- Activity -
Go line by line through the data and copy those with the word "Incoming".

- Entries shown -

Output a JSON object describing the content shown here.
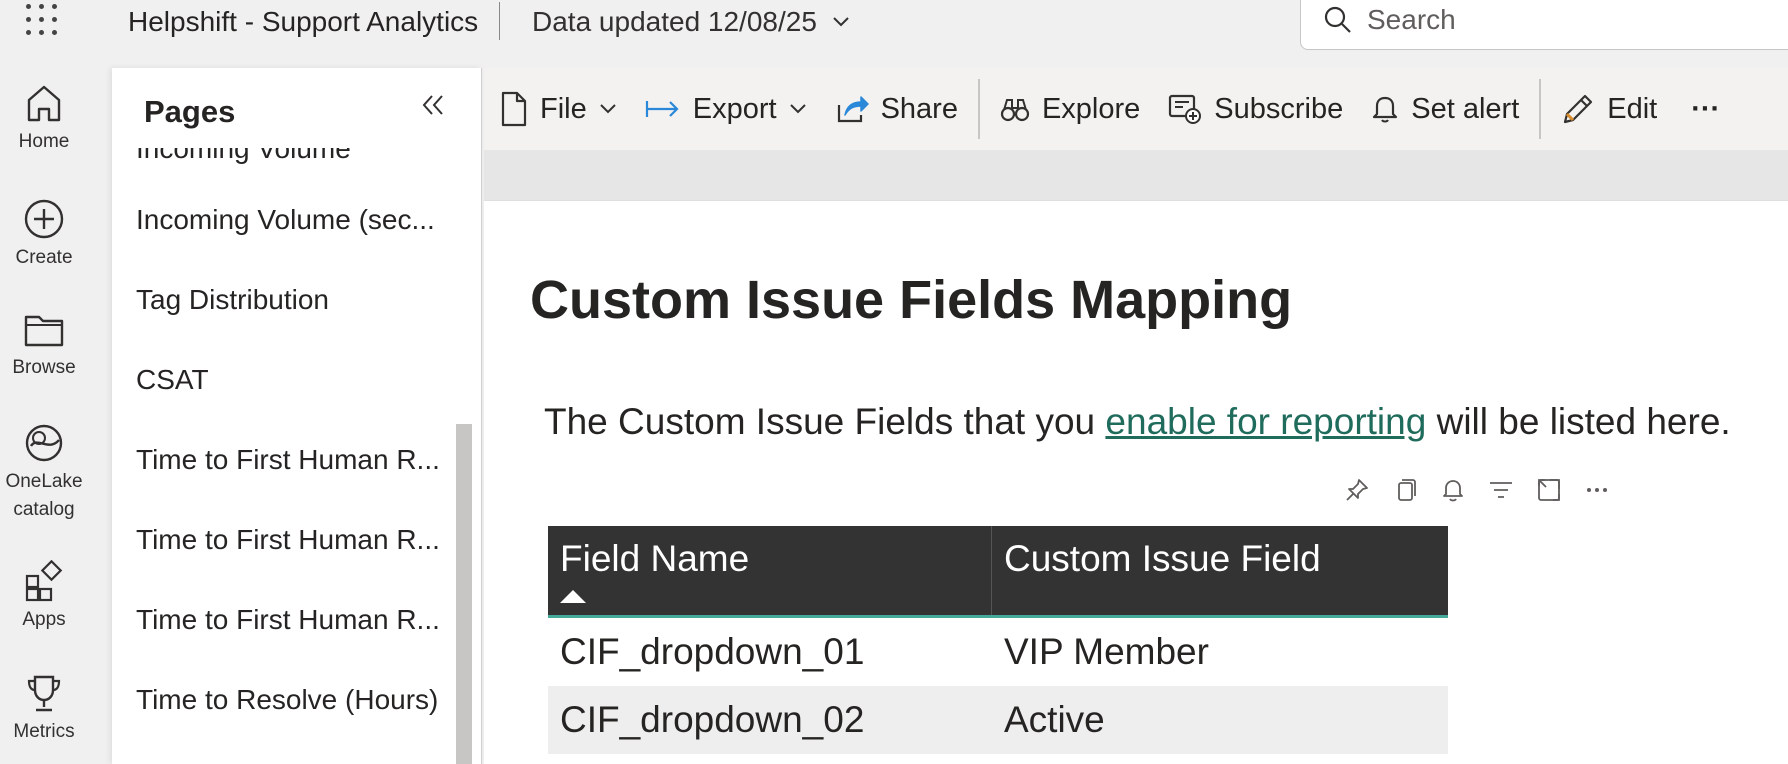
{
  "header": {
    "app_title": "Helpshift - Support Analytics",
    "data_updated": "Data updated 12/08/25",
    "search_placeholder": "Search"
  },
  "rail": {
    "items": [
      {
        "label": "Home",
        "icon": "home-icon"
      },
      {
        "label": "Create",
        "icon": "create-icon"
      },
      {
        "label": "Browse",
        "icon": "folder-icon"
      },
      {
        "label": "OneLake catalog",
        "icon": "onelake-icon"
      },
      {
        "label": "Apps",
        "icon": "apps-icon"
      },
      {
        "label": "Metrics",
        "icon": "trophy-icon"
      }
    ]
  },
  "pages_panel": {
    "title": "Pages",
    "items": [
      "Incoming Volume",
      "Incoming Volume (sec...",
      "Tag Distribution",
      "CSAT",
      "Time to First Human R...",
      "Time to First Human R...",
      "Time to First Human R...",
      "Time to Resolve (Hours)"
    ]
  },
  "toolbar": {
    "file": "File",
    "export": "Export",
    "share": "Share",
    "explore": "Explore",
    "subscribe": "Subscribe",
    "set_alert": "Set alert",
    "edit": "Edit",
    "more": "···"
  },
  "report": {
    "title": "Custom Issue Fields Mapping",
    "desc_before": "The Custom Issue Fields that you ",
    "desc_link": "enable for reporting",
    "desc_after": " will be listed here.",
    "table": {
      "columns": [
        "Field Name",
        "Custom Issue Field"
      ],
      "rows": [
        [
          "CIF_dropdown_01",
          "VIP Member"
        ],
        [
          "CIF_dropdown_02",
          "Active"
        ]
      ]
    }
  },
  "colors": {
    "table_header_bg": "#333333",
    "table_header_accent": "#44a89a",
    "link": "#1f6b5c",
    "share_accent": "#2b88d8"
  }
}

- Solution to this exercise -
      "Incoming Volume",
      "Incoming Volume (sec...",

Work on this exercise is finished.